## Work required
Only a number is wanted here: the count of lines in the entries below that include the word "mail".

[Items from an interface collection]
[Start of Attachment]

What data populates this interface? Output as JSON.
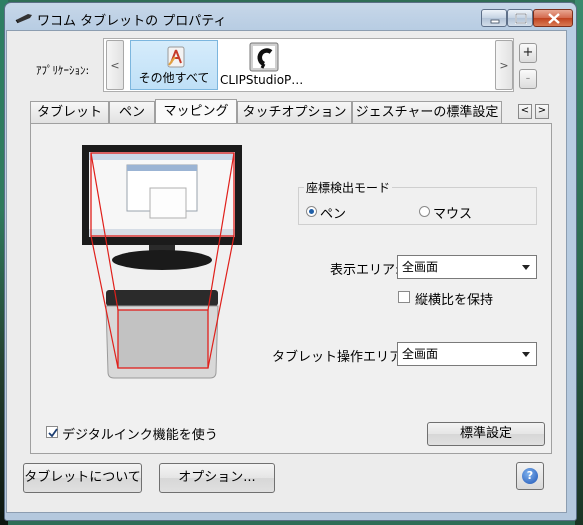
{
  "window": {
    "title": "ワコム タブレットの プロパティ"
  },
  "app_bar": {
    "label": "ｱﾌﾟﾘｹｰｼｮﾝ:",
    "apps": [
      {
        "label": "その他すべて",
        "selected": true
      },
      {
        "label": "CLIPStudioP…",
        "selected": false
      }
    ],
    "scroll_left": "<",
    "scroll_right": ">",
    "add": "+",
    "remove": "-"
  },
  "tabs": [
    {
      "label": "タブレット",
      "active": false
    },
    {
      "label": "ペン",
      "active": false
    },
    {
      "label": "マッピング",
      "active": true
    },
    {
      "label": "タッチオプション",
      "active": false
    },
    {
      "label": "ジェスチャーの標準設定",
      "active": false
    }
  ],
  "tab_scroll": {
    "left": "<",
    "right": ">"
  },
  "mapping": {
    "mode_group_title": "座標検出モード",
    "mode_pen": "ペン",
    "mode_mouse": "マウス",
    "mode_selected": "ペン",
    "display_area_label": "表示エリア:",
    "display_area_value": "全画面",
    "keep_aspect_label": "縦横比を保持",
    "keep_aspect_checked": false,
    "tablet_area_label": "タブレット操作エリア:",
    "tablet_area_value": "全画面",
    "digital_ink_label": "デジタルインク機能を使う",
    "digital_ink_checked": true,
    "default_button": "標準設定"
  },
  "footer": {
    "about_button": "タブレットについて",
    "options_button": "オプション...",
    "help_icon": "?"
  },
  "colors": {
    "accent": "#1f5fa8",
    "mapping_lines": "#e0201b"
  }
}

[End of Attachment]
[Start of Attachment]

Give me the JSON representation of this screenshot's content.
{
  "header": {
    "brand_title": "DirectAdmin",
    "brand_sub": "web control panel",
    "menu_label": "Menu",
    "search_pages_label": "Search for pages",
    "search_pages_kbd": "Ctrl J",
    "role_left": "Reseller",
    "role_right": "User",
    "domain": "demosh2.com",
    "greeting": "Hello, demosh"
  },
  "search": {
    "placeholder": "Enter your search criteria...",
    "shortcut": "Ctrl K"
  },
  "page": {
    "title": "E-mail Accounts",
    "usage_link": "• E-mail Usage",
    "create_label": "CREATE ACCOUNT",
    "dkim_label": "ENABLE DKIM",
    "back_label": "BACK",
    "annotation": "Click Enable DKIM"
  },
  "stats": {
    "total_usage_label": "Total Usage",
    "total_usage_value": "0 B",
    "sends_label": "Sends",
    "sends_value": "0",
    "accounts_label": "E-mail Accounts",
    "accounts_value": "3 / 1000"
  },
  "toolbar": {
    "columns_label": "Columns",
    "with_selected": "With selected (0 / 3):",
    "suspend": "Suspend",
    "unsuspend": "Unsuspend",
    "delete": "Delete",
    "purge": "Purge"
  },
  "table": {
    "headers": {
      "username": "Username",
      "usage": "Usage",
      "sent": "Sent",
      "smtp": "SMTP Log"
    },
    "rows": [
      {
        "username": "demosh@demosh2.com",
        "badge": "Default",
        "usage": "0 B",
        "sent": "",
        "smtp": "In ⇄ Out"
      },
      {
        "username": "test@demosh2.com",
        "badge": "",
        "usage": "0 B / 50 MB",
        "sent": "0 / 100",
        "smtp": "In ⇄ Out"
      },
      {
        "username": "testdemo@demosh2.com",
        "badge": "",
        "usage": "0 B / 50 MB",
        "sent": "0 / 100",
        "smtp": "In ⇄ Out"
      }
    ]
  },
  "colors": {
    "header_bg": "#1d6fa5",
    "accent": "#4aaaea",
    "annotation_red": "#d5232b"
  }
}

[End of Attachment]

## Response box
3